I don’t really like baths. By the time I reach a point of really wanting one, they usually feel like too much work. When the tub is finally filled, candle lit, and face mask procured, the moment has often passed for me. Also, I don’t have a cool bath caddy with a designated wine holder.
That said, I decided to take a bath the other night.
Having a baby (now toddler) and working during a pandemic has left my body feeling like it’s spent the whole day moving homes by 8pm every night. Every. Single. Night. It was especially grueling a few days ago. Under normal circumstances, I would have just booked a massage. Under normal circumstances, I would not have needed to see a rheumatologist for a diagnosis of “overuse” in my hands.
I didn’t need to take a bath, but sit in a hot bath I did. This past week I did a lot of unnecessary things that turned out to be, in fact, just what I needed.
Though the world has seemed to relax its lock down rules as COVID trudges on into the indefinite future, we’re still keeping it fairly cautious in my house. Half a year later and I find myself still adhering to the initial stay at home order rules. “Don’t go out unless it’s NECESSARY,” repeats in my mind on a daily basis.
Not having any childcare while trying to work and keep up the house has forced me into a mentality void of excess. There isn’t any time or space to be anything but the most efficient version of myself.
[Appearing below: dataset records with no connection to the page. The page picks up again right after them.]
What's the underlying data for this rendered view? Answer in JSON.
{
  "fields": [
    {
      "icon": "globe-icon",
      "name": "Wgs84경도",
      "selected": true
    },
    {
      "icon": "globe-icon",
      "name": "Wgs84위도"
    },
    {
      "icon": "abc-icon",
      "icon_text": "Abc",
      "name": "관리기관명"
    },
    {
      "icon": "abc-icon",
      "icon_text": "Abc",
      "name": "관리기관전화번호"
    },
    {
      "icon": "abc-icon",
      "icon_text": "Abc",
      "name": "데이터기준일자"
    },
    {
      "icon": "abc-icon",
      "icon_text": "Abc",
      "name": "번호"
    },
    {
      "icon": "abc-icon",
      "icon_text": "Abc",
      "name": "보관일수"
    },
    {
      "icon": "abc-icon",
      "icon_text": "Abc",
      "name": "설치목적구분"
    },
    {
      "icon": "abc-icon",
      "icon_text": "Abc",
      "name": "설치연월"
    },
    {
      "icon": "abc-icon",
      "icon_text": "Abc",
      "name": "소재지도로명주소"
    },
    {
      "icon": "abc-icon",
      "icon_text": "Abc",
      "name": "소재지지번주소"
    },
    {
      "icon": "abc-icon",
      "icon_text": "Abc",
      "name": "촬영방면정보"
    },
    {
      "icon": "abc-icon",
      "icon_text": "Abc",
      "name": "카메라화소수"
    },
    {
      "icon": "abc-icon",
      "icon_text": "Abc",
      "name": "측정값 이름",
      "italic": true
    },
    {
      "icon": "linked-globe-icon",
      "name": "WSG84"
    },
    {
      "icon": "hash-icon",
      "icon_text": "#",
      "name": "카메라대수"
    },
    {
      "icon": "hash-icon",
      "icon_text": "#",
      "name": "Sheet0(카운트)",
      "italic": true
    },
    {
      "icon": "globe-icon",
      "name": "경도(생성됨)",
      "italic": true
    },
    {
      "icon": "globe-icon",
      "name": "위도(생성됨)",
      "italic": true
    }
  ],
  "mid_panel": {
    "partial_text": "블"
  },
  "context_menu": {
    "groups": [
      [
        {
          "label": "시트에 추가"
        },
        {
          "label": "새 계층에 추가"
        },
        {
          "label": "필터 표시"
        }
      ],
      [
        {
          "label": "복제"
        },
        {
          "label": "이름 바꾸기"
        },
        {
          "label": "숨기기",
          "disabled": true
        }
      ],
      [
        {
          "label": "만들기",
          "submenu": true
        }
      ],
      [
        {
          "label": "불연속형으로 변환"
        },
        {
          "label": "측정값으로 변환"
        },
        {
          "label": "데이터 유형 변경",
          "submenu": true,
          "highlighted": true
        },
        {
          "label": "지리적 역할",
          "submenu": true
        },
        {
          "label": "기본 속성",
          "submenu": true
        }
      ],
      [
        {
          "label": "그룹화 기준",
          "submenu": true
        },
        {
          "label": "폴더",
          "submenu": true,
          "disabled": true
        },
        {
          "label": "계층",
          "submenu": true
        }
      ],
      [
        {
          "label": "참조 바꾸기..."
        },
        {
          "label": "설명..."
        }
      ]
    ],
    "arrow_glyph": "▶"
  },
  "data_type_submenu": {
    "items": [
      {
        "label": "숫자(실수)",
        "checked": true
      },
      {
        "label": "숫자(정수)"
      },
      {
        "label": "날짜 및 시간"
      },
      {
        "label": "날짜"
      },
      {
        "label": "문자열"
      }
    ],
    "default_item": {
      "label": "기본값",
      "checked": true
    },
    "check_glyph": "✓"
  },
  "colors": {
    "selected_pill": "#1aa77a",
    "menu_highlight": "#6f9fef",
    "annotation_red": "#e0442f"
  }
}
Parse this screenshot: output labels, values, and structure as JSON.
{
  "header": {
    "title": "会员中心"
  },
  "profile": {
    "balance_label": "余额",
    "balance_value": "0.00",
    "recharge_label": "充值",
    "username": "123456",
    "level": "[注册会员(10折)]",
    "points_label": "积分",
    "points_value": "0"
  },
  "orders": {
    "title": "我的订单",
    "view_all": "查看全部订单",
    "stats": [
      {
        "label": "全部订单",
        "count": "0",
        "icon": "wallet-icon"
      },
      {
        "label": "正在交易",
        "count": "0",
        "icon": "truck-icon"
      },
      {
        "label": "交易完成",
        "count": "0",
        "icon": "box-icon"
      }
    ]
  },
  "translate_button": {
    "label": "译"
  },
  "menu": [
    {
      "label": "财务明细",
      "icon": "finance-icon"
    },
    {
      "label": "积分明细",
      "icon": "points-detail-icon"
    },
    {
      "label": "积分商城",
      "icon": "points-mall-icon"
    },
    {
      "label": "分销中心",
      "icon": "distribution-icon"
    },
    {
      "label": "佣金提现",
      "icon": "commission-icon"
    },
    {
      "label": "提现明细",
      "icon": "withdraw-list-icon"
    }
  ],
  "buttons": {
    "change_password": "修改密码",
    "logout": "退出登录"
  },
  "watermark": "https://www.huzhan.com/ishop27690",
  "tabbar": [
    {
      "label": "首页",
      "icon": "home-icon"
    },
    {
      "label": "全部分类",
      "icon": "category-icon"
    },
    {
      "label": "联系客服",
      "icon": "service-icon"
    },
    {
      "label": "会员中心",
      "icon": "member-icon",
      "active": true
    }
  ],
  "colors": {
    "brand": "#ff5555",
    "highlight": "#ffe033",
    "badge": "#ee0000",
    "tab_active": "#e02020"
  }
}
I feel guilty when I realize I’ve been staring into space or my phone for five minutes, instead of chipping away at my to-do list. The couple hours a day worth of naps have become bargaining chips between my work obligations, household responsibilities, and parental duties. The literal house always seems to win.
Where is the time for me? Is there room for frivolity? Even if I found the time, is it even allowed?
I didn’t think it was possible to feel even more like I was living on an endless loop than I had felt during the past six months. Then, the fires came.
My son’s first birthday was the hottest day ever recorded in Los Angeles County history. It was a milestone I was already anticipating and dreading at the same time. I struggled with the loss of any real, proper celebration with extended friends and family, and then in true 2020 fashion, it just got worse. We couldn’t even be outside. That remained to be the case for the next two weeks.
On the edge of the evacuation zone for the Bobcat fire, which I can still see out my front window, the smoke enveloped our yard and seeped into the house. Not just isolated anymore, we were trapped in every sense of the word. No relief anywhere, and no air felt safe to breathe. I refreshed the air quality tracker at least 20 times a day and rejoiced when it moved from hazardous to unhealthy by late afternoon. It’s safe to take the baby out for five minutes!
Stress and fear from the pandemic compounded with the first year of being a parent with no help were already pushing me to my limits. But these fires? COME ON.
I begrudgingly got into the bath, which is not really how you should enter an experience specifically designed to help you decompress. I put on my vitamin C mask and tried to read, but was (as usual) easily distracted by my phone and my own brain. The bath quickly cooled so I ran the water again to heat it up. I let it run for too long, listening to the tub water get lapped into the grate below the faucet.
Wait, is that what that thing is for?? To prevent the tub from overflowing? Why didn’t I know this? Is it because I never take baths? Do hardcore tubber know this kind of thing? And, if that IS what they are for (as I have not googled to confirm), then why do bathtubs ever overflow in movies and real life?
I kept the water running. As a native Californian who had the fear of draught instilled in me at an early age, this felt like an extremely rebellious act. Growing up, I was taught to turn the water off while brushing my teeth and soaping my hair, and here I was just letting the water run and run while the hills in front of my house burned and burned.
Everything is bad. Everything is restricted. So, I acted out. Yes, you can still do that at 35 years old. The Japanese ask that you kindly scream into your heart. I tried that, but it’s all still seeping out anyway. You can clearly see it in the boxes that arrive at my doorstep, carrying clothes, makeup, and skin care items I have no need to wear, but feel comforting to accumulate in the face of infinite confinement.
Wasting bath water wasn’t my only micro-rebellion of the week. I tried to small talk two doctors a little too long to the point where it was uncomfortably clear they were very uninterested. An employee at Warby Parker commented, “Wow, you have really good energy,” as I grabbed frames off the shelf, while soliciting anyone’s opinion who would talk to me.
“I’m away from my child, and outside the house all alone!” I rejoiced, spewing droplets into my mask.
I also took a superfluous trip to a Jewish bakery (two if you count the fact that I went back in after eating two rugelacha in my car and deciding I didn’t order enough the first time). I escaped the house to grab a pair of new shoes with curbside pickup and joyously impulse purchased a few new toys for my son. It filled me with delight to peruse the children’s section of a small boutique for MY child –– a small act I’ve been deprived of for half of my time as a parent. I used one of my son’s naps to buy new glasses, and ended up stopping by one of my favorite stores on the same street to just touch some pretty clothes. “Did you need to go? Was it necessary?” My husband asked me, a little on edge.
I really think it was, I told him.